__What you need to do__
Send back the entries exactly as they were given.

[Records provided]

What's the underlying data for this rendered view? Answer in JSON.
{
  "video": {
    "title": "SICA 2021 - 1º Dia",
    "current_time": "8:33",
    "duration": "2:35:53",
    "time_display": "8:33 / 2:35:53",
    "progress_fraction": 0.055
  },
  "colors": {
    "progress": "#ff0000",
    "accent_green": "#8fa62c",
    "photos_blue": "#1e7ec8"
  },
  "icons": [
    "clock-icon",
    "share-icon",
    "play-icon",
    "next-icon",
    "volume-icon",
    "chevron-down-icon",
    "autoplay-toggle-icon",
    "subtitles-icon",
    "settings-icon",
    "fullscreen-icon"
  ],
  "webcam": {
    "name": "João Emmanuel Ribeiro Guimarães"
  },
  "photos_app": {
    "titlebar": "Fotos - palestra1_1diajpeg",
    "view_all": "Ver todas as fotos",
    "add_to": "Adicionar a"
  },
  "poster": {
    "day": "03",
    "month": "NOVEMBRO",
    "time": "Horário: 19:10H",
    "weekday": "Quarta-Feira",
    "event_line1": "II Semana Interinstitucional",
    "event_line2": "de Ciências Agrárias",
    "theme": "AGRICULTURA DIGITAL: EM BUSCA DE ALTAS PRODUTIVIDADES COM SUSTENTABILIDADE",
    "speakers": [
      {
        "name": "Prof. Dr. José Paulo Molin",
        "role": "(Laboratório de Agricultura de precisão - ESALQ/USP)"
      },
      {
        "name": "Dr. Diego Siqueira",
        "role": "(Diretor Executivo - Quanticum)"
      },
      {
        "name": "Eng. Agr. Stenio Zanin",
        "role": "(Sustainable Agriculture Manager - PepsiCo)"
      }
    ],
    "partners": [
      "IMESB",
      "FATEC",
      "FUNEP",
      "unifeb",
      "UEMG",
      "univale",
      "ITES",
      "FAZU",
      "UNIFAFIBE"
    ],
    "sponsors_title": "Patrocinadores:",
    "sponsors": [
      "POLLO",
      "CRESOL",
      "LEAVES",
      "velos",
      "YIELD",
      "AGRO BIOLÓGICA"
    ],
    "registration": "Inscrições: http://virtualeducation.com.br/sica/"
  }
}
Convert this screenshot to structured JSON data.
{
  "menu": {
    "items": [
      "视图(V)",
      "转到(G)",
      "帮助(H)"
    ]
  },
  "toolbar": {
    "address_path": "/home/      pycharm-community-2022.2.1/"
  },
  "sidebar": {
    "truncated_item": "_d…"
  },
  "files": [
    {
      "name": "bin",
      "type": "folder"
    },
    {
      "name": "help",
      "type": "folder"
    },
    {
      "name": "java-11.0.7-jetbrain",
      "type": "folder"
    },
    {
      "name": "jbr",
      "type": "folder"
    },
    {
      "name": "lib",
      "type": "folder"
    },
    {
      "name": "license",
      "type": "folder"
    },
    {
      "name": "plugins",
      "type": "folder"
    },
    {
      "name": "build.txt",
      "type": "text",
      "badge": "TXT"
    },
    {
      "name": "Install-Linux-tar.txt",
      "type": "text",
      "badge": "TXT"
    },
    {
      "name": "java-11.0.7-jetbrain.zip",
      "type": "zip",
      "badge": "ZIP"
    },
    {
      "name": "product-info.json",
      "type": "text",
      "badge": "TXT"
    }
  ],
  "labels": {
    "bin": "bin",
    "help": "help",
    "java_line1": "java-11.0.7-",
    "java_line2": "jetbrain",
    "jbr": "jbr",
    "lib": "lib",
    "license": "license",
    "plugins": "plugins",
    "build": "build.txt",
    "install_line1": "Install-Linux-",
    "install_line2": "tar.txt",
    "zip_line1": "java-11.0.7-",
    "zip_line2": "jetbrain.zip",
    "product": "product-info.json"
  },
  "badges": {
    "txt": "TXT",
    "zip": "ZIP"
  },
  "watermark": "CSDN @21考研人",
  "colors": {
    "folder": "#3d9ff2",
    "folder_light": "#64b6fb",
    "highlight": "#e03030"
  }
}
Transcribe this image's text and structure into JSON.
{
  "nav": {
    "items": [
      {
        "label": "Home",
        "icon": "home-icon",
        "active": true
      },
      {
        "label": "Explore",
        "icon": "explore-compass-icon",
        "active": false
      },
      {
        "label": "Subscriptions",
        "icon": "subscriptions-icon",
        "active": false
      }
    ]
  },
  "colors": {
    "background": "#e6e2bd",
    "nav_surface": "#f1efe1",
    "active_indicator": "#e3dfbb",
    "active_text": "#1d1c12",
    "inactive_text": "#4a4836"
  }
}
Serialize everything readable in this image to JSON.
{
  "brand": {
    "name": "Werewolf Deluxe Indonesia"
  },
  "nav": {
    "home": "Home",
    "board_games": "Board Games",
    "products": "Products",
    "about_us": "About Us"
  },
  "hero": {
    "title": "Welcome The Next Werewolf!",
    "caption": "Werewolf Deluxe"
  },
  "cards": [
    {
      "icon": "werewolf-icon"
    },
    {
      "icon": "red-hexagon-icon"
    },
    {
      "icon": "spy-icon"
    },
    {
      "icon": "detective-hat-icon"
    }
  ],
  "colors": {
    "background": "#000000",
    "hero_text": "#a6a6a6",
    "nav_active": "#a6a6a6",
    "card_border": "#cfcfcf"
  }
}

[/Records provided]

__Task answer__
What's the underlying data for this rendered view? Answer in JSON.
{
  "video": {
    "title": "SICA 2021 - 1º Dia",
    "current_time": "8:33",
    "duration": "2:35:53",
    "time_display": "8:33 / 2:35:53",
    "progress_fraction": 0.055
  },
  "colors": {
    "progress": "#ff0000",
    "accent_green": "#8fa62c",
    "photos_blue": "#1e7ec8"
  },
  "icons": [
    "clock-icon",
    "share-icon",
    "play-icon",
    "next-icon",
    "volume-icon",
    "chevron-down-icon",
    "autoplay-toggle-icon",
    "subtitles-icon",
    "settings-icon",
    "fullscreen-icon"
  ],
  "webcam": {
    "name": "João Emmanuel Ribeiro Guimarães"
  },
  "photos_app": {
    "titlebar": "Fotos - palestra1_1diajpeg",
    "view_all": "Ver todas as fotos",
    "add_to": "Adicionar a"
  },
  "poster": {
    "day": "03",
    "month": "NOVEMBRO",
    "time": "Horário: 19:10H",
    "weekday": "Quarta-Feira",
    "event_line1": "II Semana Interinstitucional",
    "event_line2": "de Ciências Agrárias",
    "theme": "AGRICULTURA DIGITAL: EM BUSCA DE ALTAS PRODUTIVIDADES COM SUSTENTABILIDADE",
    "speakers": [
      {
        "name": "Prof. Dr. José Paulo Molin",
        "role": "(Laboratório de Agricultura de precisão - ESALQ/USP)"
      },
      {
        "name": "Dr. Diego Siqueira",
        "role": "(Diretor Executivo - Quanticum)"
      },
      {
        "name": "Eng. Agr. Stenio Zanin",
        "role": "(Sustainable Agriculture Manager - PepsiCo)"
      }
    ],
    "partners": [
      "IMESB",
      "FATEC",
      "FUNEP",
      "unifeb",
      "UEMG",
      "univale",
      "ITES",
      "FAZU",
      "UNIFAFIBE"
    ],
    "sponsors_title": "Patrocinadores:",
    "sponsors": [
      "POLLO",
      "CRESOL",
      "LEAVES",
      "velos",
      "YIELD",
      "AGRO BIOLÓGICA"
    ],
    "registration": "Inscrições: http://virtualeducation.com.br/sica/"
  }
}
Convert this screenshot to structured JSON data.
{
  "menu": {
    "items": [
      "视图(V)",
      "转到(G)",
      "帮助(H)"
    ]
  },
  "toolbar": {
    "address_path": "/home/      pycharm-community-2022.2.1/"
  },
  "sidebar": {
    "truncated_item": "_d…"
  },
  "files": [
    {
      "name": "bin",
      "type": "folder"
    },
    {
      "name": "help",
      "type": "folder"
    },
    {
      "name": "java-11.0.7-jetbrain",
      "type": "folder"
    },
    {
      "name": "jbr",
      "type": "folder"
    },
    {
      "name": "lib",
      "type": "folder"
    },
    {
      "name": "license",
      "type": "folder"
    },
    {
      "name": "plugins",
      "type": "folder"
    },
    {
      "name": "build.txt",
      "type": "text",
      "badge": "TXT"
    },
    {
      "name": "Install-Linux-tar.txt",
      "type": "text",
      "badge": "TXT"
    },
    {
      "name": "java-11.0.7-jetbrain.zip",
      "type": "zip",
      "badge": "ZIP"
    },
    {
      "name": "product-info.json",
      "type": "text",
      "badge": "TXT"
    }
  ],
  "labels": {
    "bin": "bin",
    "help": "help",
    "java_line1": "java-11.0.7-",
    "java_line2": "jetbrain",
    "jbr": "jbr",
    "lib": "lib",
    "license": "license",
    "plugins": "plugins",
    "build": "build.txt",
    "install_line1": "Install-Linux-",
    "install_line2": "tar.txt",
    "zip_line1": "java-11.0.7-",
    "zip_line2": "jetbrain.zip",
    "product": "product-info.json"
  },
  "badges": {
    "txt": "TXT",
    "zip": "ZIP"
  },
  "watermark": "CSDN @21考研人",
  "colors": {
    "folder": "#3d9ff2",
    "folder_light": "#64b6fb",
    "highlight": "#e03030"
  }
}
Transcribe this image's text and structure into JSON.
{
  "nav": {
    "items": [
      {
        "label": "Home",
        "icon": "home-icon",
        "active": true
      },
      {
        "label": "Explore",
        "icon": "explore-compass-icon",
        "active": false
      },
      {
        "label": "Subscriptions",
        "icon": "subscriptions-icon",
        "active": false
      }
    ]
  },
  "colors": {
    "background": "#e6e2bd",
    "nav_surface": "#f1efe1",
    "active_indicator": "#e3dfbb",
    "active_text": "#1d1c12",
    "inactive_text": "#4a4836"
  }
}
Serialize everything readable in this image to JSON.
{
  "brand": {
    "name": "Werewolf Deluxe Indonesia"
  },
  "nav": {
    "home": "Home",
    "board_games": "Board Games",
    "products": "Products",
    "about_us": "About Us"
  },
  "hero": {
    "title": "Welcome The Next Werewolf!",
    "caption": "Werewolf Deluxe"
  },
  "cards": [
    {
      "icon": "werewolf-icon"
    },
    {
      "icon": "red-hexagon-icon"
    },
    {
      "icon": "spy-icon"
    },
    {
      "icon": "detective-hat-icon"
    }
  ],
  "colors": {
    "background": "#000000",
    "hero_text": "#a6a6a6",
    "nav_active": "#a6a6a6",
    "card_border": "#cfcfcf"
  }
}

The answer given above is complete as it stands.